Everyone who commonly used a computer when these malicious worms hit the Internet will remember them. Not only did they take down a number of government, corporate, and educational networks, but some of those not directly affected voluntarily shut down their networks as a precaution. But how were these things so effective and wide-ranging? How did they become the monsters that they were? The answer is pretty simple.
At the time, computer security was almost entirely an afterthought. Operating systems were developed with little thought to computer security. Security was left to third-party software, which would in turn be left to the consumer to purchase and then take the time to implement properly. This lack of consideration for security is somewhat hard to believe, as malicious software propagating through network vulnerabilities had been devastatingly demonstrated by the Morris worm years earlier. The effect of this lack of consideration of security left a number of huge security holes in remotely accessible Microsoft services, ultimately facilitating the success of the worms.
Now thanks in part to these very same worms, security has become one of the most well developed aspects of computer life. As a consequence, major vendors have implemented numerous security features in their software and have built patch infrastructure to allow users to easily secure their software when it is found to be vulnerable. Simple things like firewalls are activated by default, giving greater protection to users from remote vulnerabilities.
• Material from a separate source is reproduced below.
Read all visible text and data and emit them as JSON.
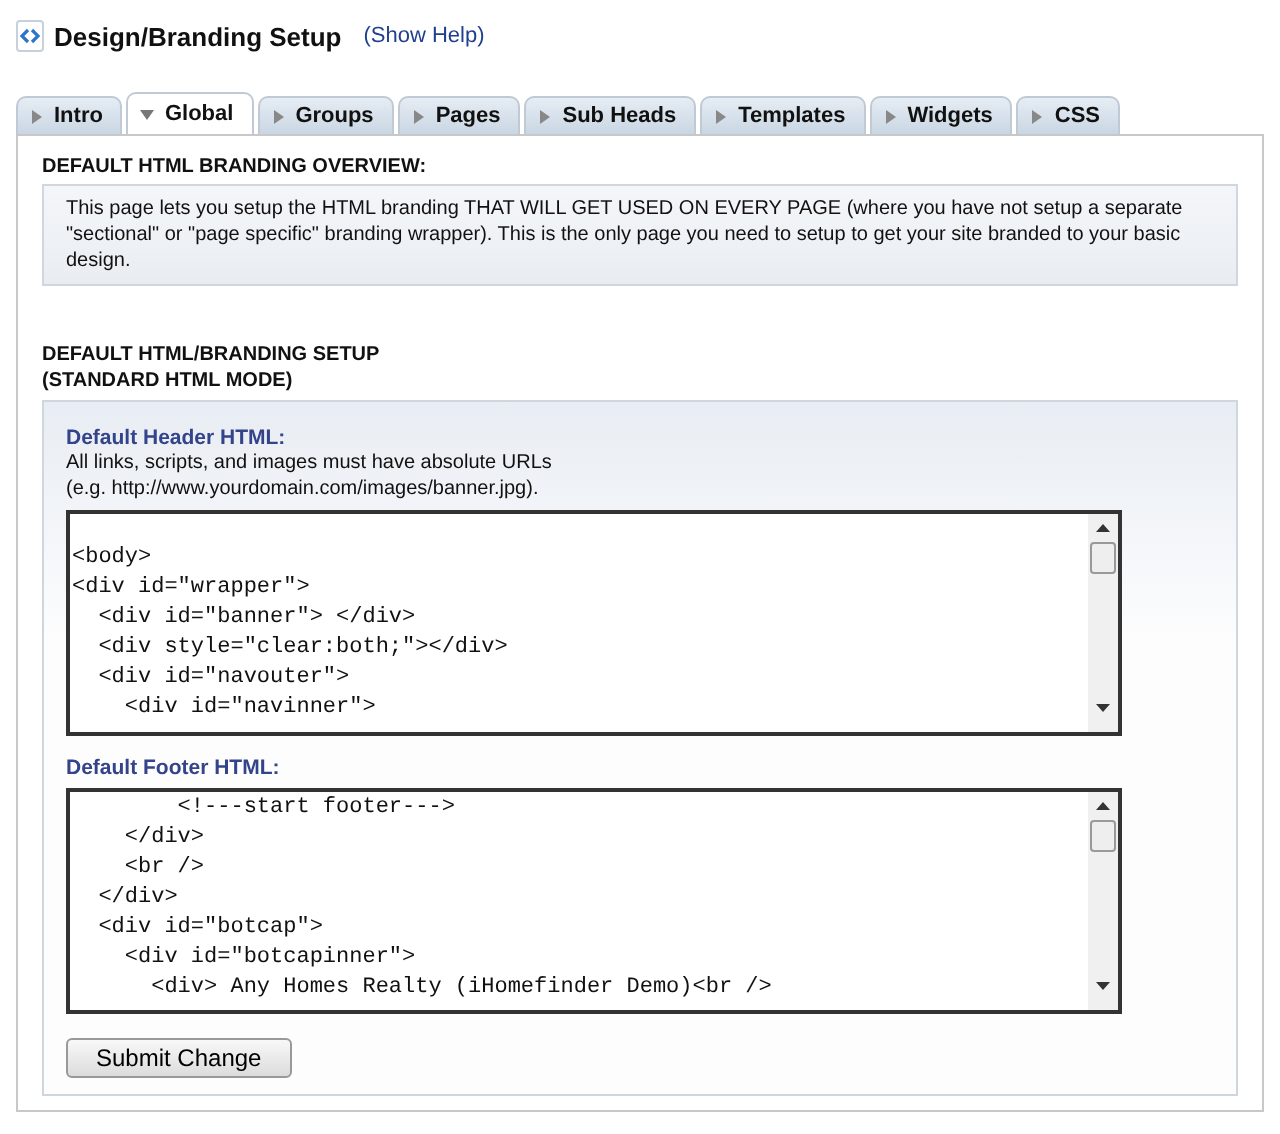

So, with all of this security infrastructure, are these types of threats dead? Has security awareness killed them? Not at all. People on both sides of the security divide continue to uncover more vulnerabilities and newer methods of circumventing security. However, mass-propagating worms may be waning in popularity due to an emerging focus of modern attackers: It seems that attackers are less interested in making a name for themselves and their malicious software and more interested in profits. As the motive changes, so does the method.